# To do:
Line by line, copy the entries exactly, excluding the pictures.
(Input material)
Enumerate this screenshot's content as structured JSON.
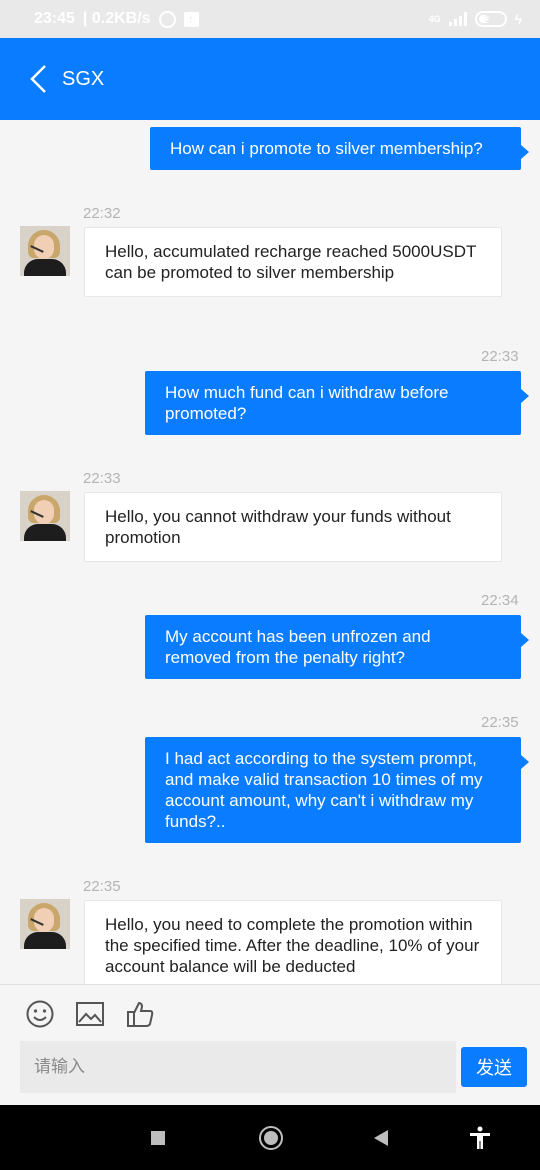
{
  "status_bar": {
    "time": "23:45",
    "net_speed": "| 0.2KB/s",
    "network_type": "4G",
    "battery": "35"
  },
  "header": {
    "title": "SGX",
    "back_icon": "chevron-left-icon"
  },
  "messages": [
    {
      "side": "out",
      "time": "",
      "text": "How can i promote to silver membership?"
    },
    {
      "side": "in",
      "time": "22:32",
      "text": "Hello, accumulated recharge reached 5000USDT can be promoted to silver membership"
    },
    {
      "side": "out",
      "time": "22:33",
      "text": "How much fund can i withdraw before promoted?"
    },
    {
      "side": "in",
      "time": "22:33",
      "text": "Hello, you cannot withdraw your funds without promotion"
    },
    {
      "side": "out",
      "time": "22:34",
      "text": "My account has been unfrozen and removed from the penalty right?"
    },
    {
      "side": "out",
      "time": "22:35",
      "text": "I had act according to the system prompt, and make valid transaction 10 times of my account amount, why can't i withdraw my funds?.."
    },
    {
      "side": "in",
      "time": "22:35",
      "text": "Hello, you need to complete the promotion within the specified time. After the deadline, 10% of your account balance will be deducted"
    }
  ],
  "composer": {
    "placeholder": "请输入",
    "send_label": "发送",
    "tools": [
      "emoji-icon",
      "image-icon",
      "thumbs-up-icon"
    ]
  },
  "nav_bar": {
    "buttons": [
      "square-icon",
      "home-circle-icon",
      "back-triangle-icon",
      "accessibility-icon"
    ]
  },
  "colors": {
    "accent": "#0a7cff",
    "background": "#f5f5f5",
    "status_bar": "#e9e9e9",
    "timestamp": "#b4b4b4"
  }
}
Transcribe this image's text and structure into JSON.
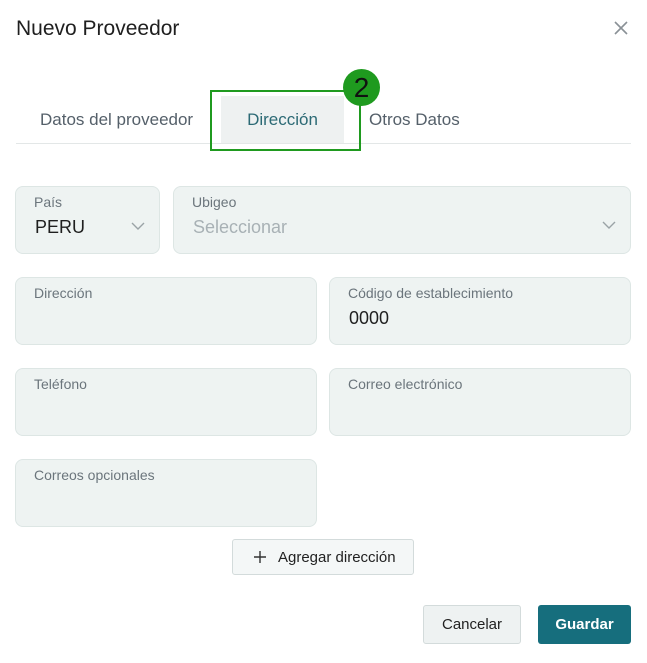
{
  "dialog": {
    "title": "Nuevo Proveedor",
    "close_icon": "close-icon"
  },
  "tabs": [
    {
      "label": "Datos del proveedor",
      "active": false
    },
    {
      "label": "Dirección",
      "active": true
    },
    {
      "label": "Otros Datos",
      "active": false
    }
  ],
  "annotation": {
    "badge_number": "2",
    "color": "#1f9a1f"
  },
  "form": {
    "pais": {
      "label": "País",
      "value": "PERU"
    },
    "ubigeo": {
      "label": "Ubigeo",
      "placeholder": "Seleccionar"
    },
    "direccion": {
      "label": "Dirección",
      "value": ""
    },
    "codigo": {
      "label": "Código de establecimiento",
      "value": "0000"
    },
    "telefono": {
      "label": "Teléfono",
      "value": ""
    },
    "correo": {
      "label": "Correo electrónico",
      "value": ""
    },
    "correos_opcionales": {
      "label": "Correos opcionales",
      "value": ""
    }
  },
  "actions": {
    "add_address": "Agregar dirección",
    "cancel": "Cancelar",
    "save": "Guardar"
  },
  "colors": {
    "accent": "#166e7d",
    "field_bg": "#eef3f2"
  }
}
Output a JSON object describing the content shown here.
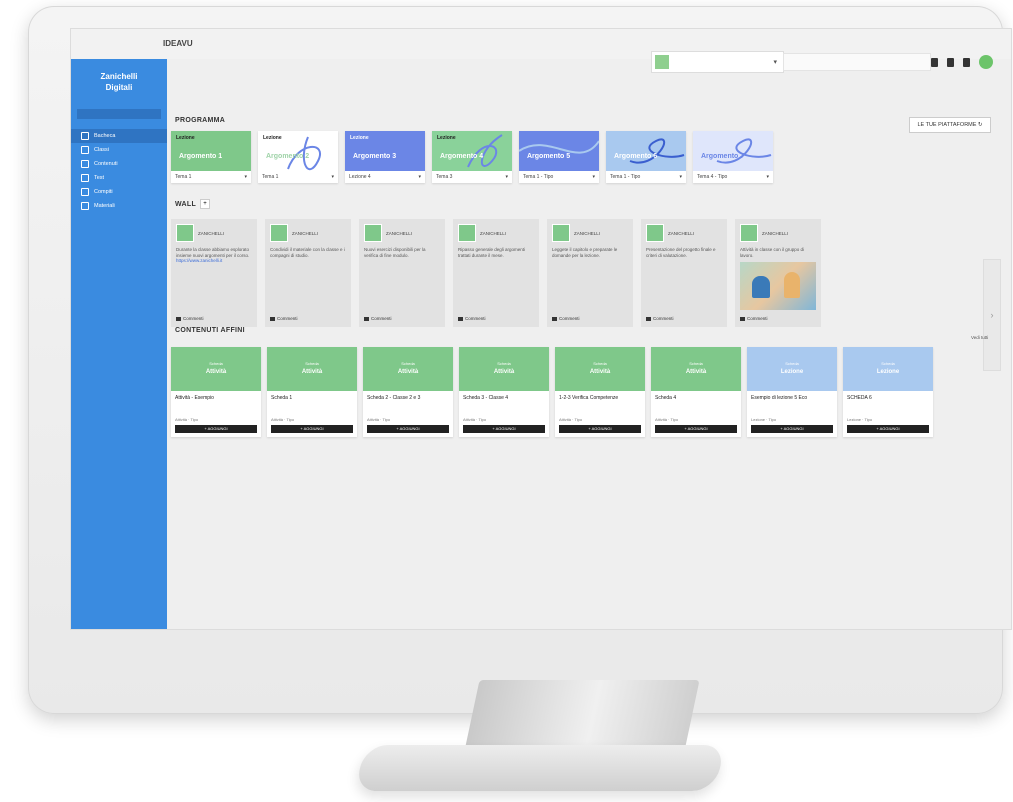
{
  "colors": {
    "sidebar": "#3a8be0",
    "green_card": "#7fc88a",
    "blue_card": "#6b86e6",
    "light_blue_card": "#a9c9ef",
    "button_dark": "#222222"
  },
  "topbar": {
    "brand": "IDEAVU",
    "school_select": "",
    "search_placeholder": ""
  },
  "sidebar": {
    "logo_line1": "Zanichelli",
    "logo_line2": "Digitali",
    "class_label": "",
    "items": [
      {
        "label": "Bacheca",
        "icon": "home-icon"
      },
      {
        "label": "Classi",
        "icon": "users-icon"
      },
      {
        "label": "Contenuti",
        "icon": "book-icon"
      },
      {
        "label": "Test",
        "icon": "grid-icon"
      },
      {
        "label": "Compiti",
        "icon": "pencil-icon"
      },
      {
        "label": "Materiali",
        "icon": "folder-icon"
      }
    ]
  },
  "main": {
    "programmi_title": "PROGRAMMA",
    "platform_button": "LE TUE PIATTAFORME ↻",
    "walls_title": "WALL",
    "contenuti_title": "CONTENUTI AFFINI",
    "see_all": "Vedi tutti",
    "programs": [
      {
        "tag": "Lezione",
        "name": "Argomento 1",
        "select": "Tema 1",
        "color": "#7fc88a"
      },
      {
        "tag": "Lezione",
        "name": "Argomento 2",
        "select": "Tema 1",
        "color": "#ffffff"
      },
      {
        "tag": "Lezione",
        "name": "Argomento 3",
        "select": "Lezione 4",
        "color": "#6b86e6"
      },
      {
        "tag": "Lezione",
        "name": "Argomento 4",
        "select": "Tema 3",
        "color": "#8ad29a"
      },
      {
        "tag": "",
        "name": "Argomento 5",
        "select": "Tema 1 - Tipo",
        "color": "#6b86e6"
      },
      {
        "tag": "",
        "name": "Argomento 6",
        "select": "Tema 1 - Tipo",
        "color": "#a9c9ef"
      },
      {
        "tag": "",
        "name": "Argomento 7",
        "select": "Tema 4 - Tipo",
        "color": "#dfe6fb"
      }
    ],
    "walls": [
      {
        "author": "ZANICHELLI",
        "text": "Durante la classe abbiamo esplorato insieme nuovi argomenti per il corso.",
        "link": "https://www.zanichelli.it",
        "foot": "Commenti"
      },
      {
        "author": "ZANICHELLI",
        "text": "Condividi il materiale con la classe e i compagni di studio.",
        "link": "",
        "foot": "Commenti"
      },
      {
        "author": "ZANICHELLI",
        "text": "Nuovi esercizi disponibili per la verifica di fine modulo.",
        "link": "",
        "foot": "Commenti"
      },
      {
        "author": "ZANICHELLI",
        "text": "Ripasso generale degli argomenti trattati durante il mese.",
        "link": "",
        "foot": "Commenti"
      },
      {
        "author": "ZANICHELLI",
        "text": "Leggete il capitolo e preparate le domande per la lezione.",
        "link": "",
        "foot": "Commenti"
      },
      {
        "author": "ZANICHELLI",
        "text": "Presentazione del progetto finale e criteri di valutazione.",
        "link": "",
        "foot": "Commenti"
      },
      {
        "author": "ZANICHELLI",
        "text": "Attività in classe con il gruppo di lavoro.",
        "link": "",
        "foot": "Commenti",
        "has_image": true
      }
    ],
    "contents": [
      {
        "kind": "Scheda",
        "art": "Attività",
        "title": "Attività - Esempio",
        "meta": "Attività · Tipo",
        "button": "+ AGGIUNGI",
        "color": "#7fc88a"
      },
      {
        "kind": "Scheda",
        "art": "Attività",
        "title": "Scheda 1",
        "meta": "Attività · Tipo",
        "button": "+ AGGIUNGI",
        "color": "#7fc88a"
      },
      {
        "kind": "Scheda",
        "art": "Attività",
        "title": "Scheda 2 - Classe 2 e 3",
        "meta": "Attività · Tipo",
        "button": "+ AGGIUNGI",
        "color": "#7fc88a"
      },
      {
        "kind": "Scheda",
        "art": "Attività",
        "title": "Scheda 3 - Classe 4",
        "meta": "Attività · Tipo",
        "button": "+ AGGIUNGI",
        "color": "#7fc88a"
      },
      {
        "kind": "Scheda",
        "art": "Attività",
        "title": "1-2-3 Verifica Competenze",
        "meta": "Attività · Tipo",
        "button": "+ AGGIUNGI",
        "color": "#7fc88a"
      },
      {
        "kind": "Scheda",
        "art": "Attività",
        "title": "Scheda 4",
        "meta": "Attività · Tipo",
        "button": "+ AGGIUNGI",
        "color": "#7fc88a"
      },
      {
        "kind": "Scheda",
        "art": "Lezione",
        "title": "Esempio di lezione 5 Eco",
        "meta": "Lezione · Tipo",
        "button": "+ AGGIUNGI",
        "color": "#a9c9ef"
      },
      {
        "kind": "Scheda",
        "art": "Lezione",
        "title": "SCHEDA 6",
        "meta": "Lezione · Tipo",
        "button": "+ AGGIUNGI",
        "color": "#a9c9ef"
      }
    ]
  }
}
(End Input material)
# Output for this task:
Enumerate this screenshot's content as structured JSON.
{
  "status_bar": {
    "time": "23:45",
    "net_speed": "| 0.2KB/s",
    "network_type": "4G",
    "battery": "35"
  },
  "header": {
    "title": "SGX",
    "back_icon": "chevron-left-icon"
  },
  "messages": [
    {
      "side": "out",
      "time": "",
      "text": "How can i promote to silver membership?"
    },
    {
      "side": "in",
      "time": "22:32",
      "text": "Hello, accumulated recharge reached 5000USDT can be promoted to silver membership"
    },
    {
      "side": "out",
      "time": "22:33",
      "text": "How much fund can i withdraw before promoted?"
    },
    {
      "side": "in",
      "time": "22:33",
      "text": "Hello, you cannot withdraw your funds without promotion"
    },
    {
      "side": "out",
      "time": "22:34",
      "text": "My account has been unfrozen and removed from the penalty right?"
    },
    {
      "side": "out",
      "time": "22:35",
      "text": "I had act according to the system prompt, and make valid transaction 10 times of my account amount, why can't i withdraw my funds?.."
    },
    {
      "side": "in",
      "time": "22:35",
      "text": "Hello, you need to complete the promotion within the specified time. After the deadline, 10% of your account balance will be deducted"
    }
  ],
  "composer": {
    "placeholder": "请输入",
    "send_label": "发送",
    "tools": [
      "emoji-icon",
      "image-icon",
      "thumbs-up-icon"
    ]
  },
  "nav_bar": {
    "buttons": [
      "square-icon",
      "home-circle-icon",
      "back-triangle-icon",
      "accessibility-icon"
    ]
  },
  "colors": {
    "accent": "#0a7cff",
    "background": "#f5f5f5",
    "status_bar": "#e9e9e9",
    "timestamp": "#b4b4b4"
  }
}
Transcribe this image's text and structure into JSON.
{
  "dialog": {
    "title": "Nuevo Proveedor",
    "close_icon": "close-icon"
  },
  "tabs": [
    {
      "label": "Datos del proveedor",
      "active": false
    },
    {
      "label": "Dirección",
      "active": true
    },
    {
      "label": "Otros Datos",
      "active": false
    }
  ],
  "annotation": {
    "badge_number": "2",
    "color": "#1f9a1f"
  },
  "form": {
    "pais": {
      "label": "País",
      "value": "PERU"
    },
    "ubigeo": {
      "label": "Ubigeo",
      "placeholder": "Seleccionar"
    },
    "direccion": {
      "label": "Dirección",
      "value": ""
    },
    "codigo": {
      "label": "Código de establecimiento",
      "value": "0000"
    },
    "telefono": {
      "label": "Teléfono",
      "value": ""
    },
    "correo": {
      "label": "Correo electrónico",
      "value": ""
    },
    "correos_opcionales": {
      "label": "Correos opcionales",
      "value": ""
    }
  },
  "actions": {
    "add_address": "Agregar dirección",
    "cancel": "Cancelar",
    "save": "Guardar"
  },
  "colors": {
    "accent": "#166e7d",
    "field_bg": "#eef3f2"
  }
}
Output a JSON object describing the content shown here.
{
  "colors": {
    "sidebar": "#3a8be0",
    "green_card": "#7fc88a",
    "blue_card": "#6b86e6",
    "light_blue_card": "#a9c9ef",
    "button_dark": "#222222"
  },
  "topbar": {
    "brand": "IDEAVU",
    "school_select": "",
    "search_placeholder": ""
  },
  "sidebar": {
    "logo_line1": "Zanichelli",
    "logo_line2": "Digitali",
    "class_label": "",
    "items": [
      {
        "label": "Bacheca",
        "icon": "home-icon"
      },
      {
        "label": "Classi",
        "icon": "users-icon"
      },
      {
        "label": "Contenuti",
        "icon": "book-icon"
      },
      {
        "label": "Test",
        "icon": "grid-icon"
      },
      {
        "label": "Compiti",
        "icon": "pencil-icon"
      },
      {
        "label": "Materiali",
        "icon": "folder-icon"
      }
    ]
  },
  "main": {
    "programmi_title": "PROGRAMMA",
    "platform_button": "LE TUE PIATTAFORME ↻",
    "walls_title": "WALL",
    "contenuti_title": "CONTENUTI AFFINI",
    "see_all": "Vedi tutti",
    "programs": [
      {
        "tag": "Lezione",
        "name": "Argomento 1",
        "select": "Tema 1",
        "color": "#7fc88a"
      },
      {
        "tag": "Lezione",
        "name": "Argomento 2",
        "select": "Tema 1",
        "color": "#ffffff"
      },
      {
        "tag": "Lezione",
        "name": "Argomento 3",
        "select": "Lezione 4",
        "color": "#6b86e6"
      },
      {
        "tag": "Lezione",
        "name": "Argomento 4",
        "select": "Tema 3",
        "color": "#8ad29a"
      },
      {
        "tag": "",
        "name": "Argomento 5",
        "select": "Tema 1 - Tipo",
        "color": "#6b86e6"
      },
      {
        "tag": "",
        "name": "Argomento 6",
        "select": "Tema 1 - Tipo",
        "color": "#a9c9ef"
      },
      {
        "tag": "",
        "name": "Argomento 7",
        "select": "Tema 4 - Tipo",
        "color": "#dfe6fb"
      }
    ],
    "walls": [
      {
        "author": "ZANICHELLI",
        "text": "Durante la classe abbiamo esplorato insieme nuovi argomenti per il corso.",
        "link": "https://www.zanichelli.it",
        "foot": "Commenti"
      },
      {
        "author": "ZANICHELLI",
        "text": "Condividi il materiale con la classe e i compagni di studio.",
        "link": "",
        "foot": "Commenti"
      },
      {
        "author": "ZANICHELLI",
        "text": "Nuovi esercizi disponibili per la verifica di fine modulo.",
        "link": "",
        "foot": "Commenti"
      },
      {
        "author": "ZANICHELLI",
        "text": "Ripasso generale degli argomenti trattati durante il mese.",
        "link": "",
        "foot": "Commenti"
      },
      {
        "author": "ZANICHELLI",
        "text": "Leggete il capitolo e preparate le domande per la lezione.",
        "link": "",
        "foot": "Commenti"
      },
      {
        "author": "ZANICHELLI",
        "text": "Presentazione del progetto finale e criteri di valutazione.",
        "link": "",
        "foot": "Commenti"
      },
      {
        "author": "ZANICHELLI",
        "text": "Attività in classe con il gruppo di lavoro.",
        "link": "",
        "foot": "Commenti",
        "has_image": true
      }
    ],
    "contents": [
      {
        "kind": "Scheda",
        "art": "Attività",
        "title": "Attività - Esempio",
        "meta": "Attività · Tipo",
        "button": "+ AGGIUNGI",
        "color": "#7fc88a"
      },
      {
        "kind": "Scheda",
        "art": "Attività",
        "title": "Scheda 1",
        "meta": "Attività · Tipo",
        "button": "+ AGGIUNGI",
        "color": "#7fc88a"
      },
      {
        "kind": "Scheda",
        "art": "Attività",
        "title": "Scheda 2 - Classe 2 e 3",
        "meta": "Attività · Tipo",
        "button": "+ AGGIUNGI",
        "color": "#7fc88a"
      },
      {
        "kind": "Scheda",
        "art": "Attività",
        "title": "Scheda 3 - Classe 4",
        "meta": "Attività · Tipo",
        "button": "+ AGGIUNGI",
        "color": "#7fc88a"
      },
      {
        "kind": "Scheda",
        "art": "Attività",
        "title": "1-2-3 Verifica Competenze",
        "meta": "Attività · Tipo",
        "button": "+ AGGIUNGI",
        "color": "#7fc88a"
      },
      {
        "kind": "Scheda",
        "art": "Attività",
        "title": "Scheda 4",
        "meta": "Attività · Tipo",
        "button": "+ AGGIUNGI",
        "color": "#7fc88a"
      },
      {
        "kind": "Scheda",
        "art": "Lezione",
        "title": "Esempio di lezione 5 Eco",
        "meta": "Lezione · Tipo",
        "button": "+ AGGIUNGI",
        "color": "#a9c9ef"
      },
      {
        "kind": "Scheda",
        "art": "Lezione",
        "title": "SCHEDA 6",
        "meta": "Lezione · Tipo",
        "button": "+ AGGIUNGI",
        "color": "#a9c9ef"
      }
    ]
  }
}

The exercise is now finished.